Experts say there’s little people can do to control their personal information online
If you’re not paying, you’re the product, so the saying goes. For years, Facebook users have known that they — or, more specifically, their data — make up the bulk of the goods the social media company leverages for profit.
Then came news that London-based data firm Cambridge Analytica accessed an estimated 87 million Facebook profiles without permission and used that data for political campaigning. The public was incensed.
The hashtag #DeleteFacebook started trending on Twitter, and media outlets have published a slew of how-tos on blocking online snoops. Facebook CEO Mark Zuckerberg was brought before Congress April 10 and 11 to answer for the company’s handling of user data.

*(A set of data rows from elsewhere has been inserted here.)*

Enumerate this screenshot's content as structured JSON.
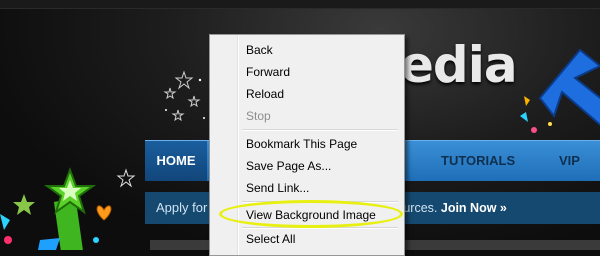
{
  "site": {
    "logo_text": "edia",
    "nav": {
      "home": "HOME",
      "tutorials": "TUTORIALS",
      "vip": "VIP DO"
    },
    "banner": {
      "left_text": "Apply for",
      "right_text": "r VIP resources.",
      "join_label": "Join Now »"
    }
  },
  "context_menu": {
    "items": [
      {
        "label": "Back",
        "enabled": true
      },
      {
        "label": "Forward",
        "enabled": true
      },
      {
        "label": "Reload",
        "enabled": true
      },
      {
        "label": "Stop",
        "enabled": false
      },
      {
        "label": "Bookmark This Page",
        "enabled": true
      },
      {
        "label": "Save Page As...",
        "enabled": true
      },
      {
        "label": "Send Link...",
        "enabled": true
      },
      {
        "label": "View Background Image",
        "enabled": true
      },
      {
        "label": "Select All",
        "enabled": true
      }
    ],
    "highlighted_item": "View Background Image"
  },
  "colors": {
    "nav_blue": "#2a7fca",
    "home_tab": "#11467a",
    "banner_bg": "#16496f",
    "menu_bg": "#f0f0f0",
    "highlight_ring": "#e8f011"
  }
}
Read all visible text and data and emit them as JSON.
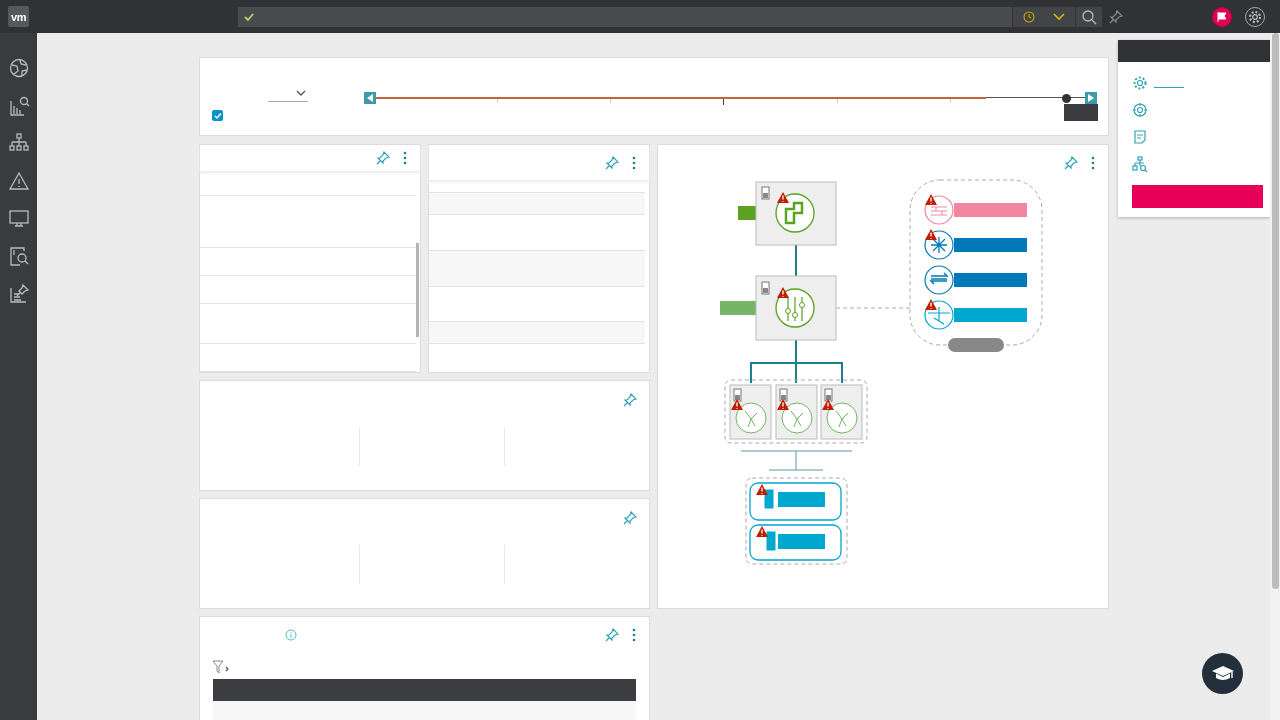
{
  "topbar": {
    "logo": "vm",
    "search": {
      "valid": true
    }
  },
  "sidebar": {
    "items": [
      {
        "kind": "globe"
      },
      {
        "kind": "chart-search"
      },
      {
        "kind": "hierarchy"
      },
      {
        "kind": "warning"
      },
      {
        "kind": "monitor"
      },
      {
        "kind": "doc-search"
      },
      {
        "kind": "chart-pin"
      }
    ]
  },
  "time_filter": {
    "checked": true,
    "timeline": {
      "fill": {
        "level": 0.86
      },
      "handle": {
        "level": 0.975
      }
    }
  },
  "topology": {
    "services": [
      {
        "kind": "firewall",
        "color": "#f285a0",
        "alert": true
      },
      {
        "kind": "router",
        "color": "#0079b8",
        "alert": true
      },
      {
        "kind": "switch",
        "color": "#0079b8",
        "alert": false
      },
      {
        "kind": "balancer",
        "color": "#00a7cf",
        "alert": true
      }
    ]
  },
  "settings_menu": {
    "items": [
      {
        "kind": "gear"
      },
      {
        "kind": "target"
      },
      {
        "kind": "note"
      },
      {
        "kind": "hierarchy-search"
      }
    ]
  }
}
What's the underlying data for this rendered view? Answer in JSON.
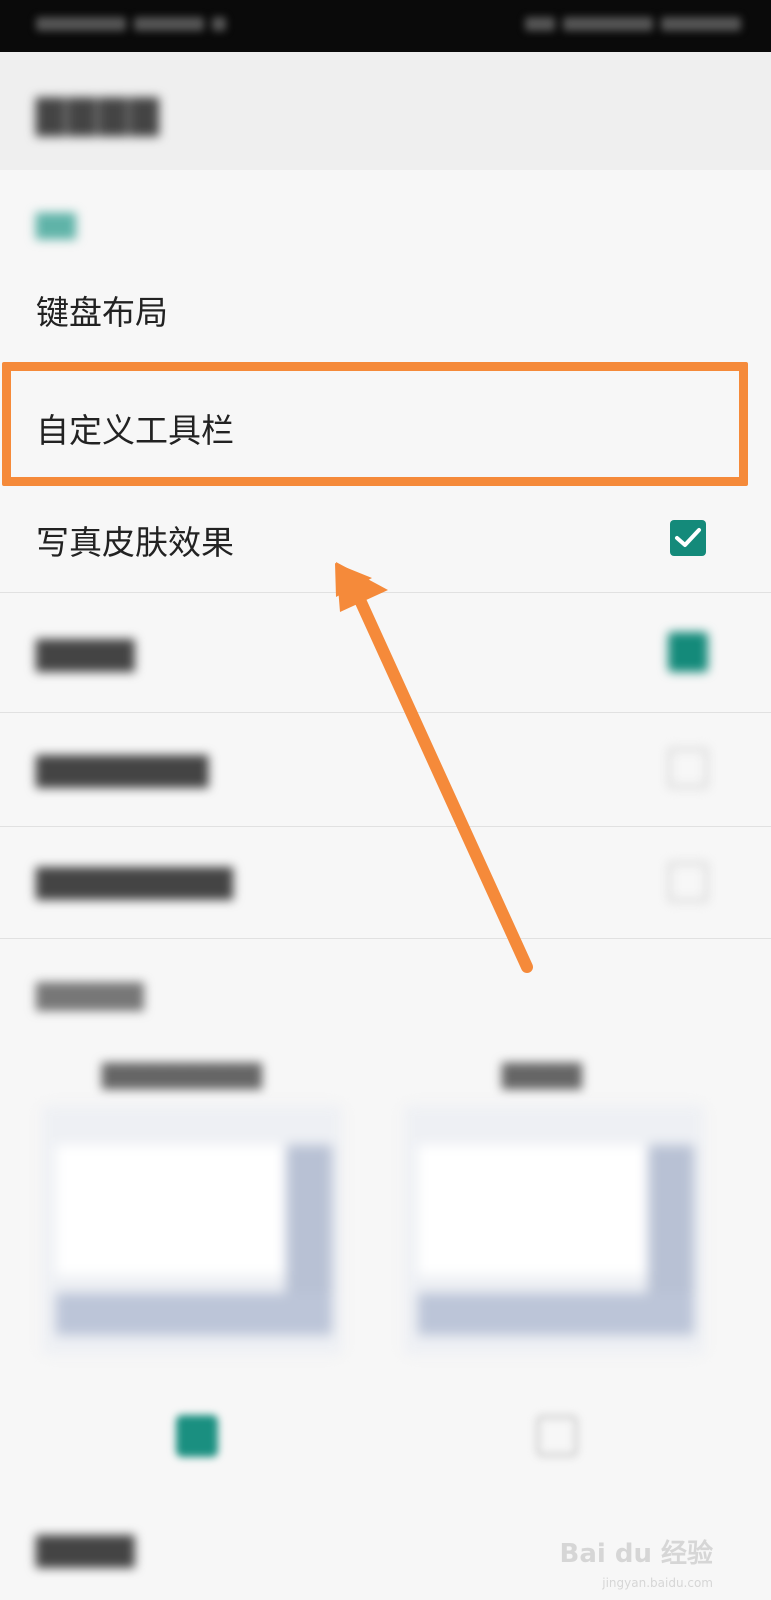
{
  "settings": {
    "items": [
      {
        "label": "键盘布局"
      },
      {
        "label": "自定义工具栏"
      },
      {
        "label": "写真皮肤效果",
        "checked": true
      }
    ]
  },
  "watermark": {
    "text": "Bai du 经验",
    "sub": "jingyan.baidu.com"
  },
  "colors": {
    "accent": "#148a7a",
    "highlight": "#f58a3a"
  }
}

But it’s unclear if the uproar will actually change how people behave online or help them wrest more control over their data. Experts on human behavior and online privacy say people’s expectations of privacy may simply become a thing of